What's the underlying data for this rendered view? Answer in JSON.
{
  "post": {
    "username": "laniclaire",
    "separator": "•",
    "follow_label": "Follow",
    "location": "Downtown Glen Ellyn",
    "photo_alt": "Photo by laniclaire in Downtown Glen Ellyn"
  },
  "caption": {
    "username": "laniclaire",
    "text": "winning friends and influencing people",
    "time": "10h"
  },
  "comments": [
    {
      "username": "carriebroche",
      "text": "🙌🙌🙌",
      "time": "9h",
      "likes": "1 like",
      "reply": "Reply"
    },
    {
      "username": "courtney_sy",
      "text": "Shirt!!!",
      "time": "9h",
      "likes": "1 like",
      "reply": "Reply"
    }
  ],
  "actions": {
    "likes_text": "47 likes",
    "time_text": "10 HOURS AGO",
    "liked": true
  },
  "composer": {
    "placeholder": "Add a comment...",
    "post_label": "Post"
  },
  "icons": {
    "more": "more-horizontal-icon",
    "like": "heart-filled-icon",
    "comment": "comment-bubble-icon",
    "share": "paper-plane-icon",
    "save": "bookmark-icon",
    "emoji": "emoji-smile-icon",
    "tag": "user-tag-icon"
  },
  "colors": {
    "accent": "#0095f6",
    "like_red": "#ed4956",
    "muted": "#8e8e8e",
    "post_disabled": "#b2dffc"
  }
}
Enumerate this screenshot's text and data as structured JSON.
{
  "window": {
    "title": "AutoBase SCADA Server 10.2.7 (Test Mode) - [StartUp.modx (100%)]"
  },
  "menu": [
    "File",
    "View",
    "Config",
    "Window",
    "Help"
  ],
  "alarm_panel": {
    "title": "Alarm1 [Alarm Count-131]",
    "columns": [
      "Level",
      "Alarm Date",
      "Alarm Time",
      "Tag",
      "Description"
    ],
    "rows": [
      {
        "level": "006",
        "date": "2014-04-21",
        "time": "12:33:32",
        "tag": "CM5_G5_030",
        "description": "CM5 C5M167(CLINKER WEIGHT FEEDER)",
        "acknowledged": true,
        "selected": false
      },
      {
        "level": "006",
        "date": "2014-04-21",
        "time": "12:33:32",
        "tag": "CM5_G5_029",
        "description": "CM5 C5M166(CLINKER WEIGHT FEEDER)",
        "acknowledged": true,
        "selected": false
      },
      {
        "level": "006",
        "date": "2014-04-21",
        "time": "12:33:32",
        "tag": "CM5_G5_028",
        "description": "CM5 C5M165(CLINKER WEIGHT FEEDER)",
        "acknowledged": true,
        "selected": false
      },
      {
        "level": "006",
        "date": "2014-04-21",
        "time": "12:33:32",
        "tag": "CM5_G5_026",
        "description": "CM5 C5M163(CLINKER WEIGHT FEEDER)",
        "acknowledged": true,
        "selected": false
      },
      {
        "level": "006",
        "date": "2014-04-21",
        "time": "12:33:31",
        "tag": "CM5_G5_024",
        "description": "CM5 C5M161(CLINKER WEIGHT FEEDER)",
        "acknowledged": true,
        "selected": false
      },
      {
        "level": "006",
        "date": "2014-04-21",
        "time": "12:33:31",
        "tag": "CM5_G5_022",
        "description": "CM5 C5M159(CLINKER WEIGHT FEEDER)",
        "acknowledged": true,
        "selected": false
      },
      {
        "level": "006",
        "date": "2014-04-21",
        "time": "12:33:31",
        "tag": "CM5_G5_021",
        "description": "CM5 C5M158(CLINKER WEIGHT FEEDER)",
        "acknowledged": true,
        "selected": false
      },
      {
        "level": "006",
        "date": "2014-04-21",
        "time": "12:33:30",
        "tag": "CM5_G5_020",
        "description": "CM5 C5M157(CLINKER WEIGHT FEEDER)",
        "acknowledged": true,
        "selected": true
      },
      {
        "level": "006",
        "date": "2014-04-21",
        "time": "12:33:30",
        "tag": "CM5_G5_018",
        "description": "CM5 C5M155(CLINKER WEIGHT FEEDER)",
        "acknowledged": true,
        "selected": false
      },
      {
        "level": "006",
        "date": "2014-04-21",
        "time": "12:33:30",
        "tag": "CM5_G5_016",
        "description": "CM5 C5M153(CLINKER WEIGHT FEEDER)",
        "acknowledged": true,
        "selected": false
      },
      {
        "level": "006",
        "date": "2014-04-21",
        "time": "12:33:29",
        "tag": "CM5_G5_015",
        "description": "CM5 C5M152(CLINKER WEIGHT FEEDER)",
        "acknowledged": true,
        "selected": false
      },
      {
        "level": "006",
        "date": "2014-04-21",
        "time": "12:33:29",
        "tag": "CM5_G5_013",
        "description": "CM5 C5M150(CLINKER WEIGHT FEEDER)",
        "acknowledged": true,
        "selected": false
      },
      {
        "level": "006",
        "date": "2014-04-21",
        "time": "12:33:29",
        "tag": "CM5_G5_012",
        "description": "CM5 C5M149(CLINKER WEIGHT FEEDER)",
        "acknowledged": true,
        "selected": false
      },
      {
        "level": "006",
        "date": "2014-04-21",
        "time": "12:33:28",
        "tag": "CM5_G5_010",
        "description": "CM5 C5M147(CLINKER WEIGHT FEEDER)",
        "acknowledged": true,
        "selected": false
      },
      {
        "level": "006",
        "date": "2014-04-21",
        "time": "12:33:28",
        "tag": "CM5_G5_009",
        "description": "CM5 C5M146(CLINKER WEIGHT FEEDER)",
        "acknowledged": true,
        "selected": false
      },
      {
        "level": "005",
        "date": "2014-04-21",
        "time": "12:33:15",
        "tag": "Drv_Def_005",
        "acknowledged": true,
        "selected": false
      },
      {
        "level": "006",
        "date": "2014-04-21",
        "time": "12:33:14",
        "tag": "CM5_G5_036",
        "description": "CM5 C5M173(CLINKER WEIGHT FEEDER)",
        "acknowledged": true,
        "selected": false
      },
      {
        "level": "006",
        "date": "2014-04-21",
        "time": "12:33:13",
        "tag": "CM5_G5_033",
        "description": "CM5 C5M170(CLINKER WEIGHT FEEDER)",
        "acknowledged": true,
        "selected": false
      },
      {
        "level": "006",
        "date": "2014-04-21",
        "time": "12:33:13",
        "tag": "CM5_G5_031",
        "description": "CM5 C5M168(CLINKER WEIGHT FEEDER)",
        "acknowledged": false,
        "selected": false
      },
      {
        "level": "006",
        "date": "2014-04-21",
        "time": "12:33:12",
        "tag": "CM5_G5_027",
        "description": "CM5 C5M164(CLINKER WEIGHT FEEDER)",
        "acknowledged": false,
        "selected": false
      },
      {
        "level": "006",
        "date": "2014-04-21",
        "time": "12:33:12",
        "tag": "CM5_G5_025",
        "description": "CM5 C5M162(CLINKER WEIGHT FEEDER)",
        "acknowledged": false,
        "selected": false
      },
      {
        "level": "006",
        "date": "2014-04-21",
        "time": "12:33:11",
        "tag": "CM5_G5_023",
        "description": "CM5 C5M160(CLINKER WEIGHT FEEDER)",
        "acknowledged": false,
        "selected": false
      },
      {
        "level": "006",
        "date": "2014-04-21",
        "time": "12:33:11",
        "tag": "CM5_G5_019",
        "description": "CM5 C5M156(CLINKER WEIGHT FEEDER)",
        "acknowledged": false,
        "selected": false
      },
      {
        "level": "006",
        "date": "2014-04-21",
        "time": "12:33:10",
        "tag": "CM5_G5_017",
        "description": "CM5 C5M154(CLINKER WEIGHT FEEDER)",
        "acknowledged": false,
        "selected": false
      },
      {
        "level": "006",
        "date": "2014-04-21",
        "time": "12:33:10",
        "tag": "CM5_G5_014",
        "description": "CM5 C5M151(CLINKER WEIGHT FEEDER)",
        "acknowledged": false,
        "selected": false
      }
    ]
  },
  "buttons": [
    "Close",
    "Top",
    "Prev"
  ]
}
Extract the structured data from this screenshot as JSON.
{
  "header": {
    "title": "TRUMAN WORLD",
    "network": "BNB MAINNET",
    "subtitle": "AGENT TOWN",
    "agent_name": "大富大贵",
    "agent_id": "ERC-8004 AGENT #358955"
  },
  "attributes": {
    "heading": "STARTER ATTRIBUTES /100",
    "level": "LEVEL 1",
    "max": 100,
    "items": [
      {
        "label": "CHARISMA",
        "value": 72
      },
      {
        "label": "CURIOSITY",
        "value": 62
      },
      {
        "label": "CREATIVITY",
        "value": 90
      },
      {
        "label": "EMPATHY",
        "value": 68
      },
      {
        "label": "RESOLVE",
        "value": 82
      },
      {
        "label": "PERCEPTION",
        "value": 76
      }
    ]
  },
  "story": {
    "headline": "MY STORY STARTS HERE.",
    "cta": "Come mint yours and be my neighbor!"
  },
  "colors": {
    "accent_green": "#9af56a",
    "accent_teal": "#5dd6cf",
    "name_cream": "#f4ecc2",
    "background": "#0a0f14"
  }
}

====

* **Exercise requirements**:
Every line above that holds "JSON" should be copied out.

* **Your response**:
What's the underlying data for this rendered view? Answer in JSON.
Enumerate this screenshot's text and data as structured JSON.
Extract the structured data from this screenshot as JSON.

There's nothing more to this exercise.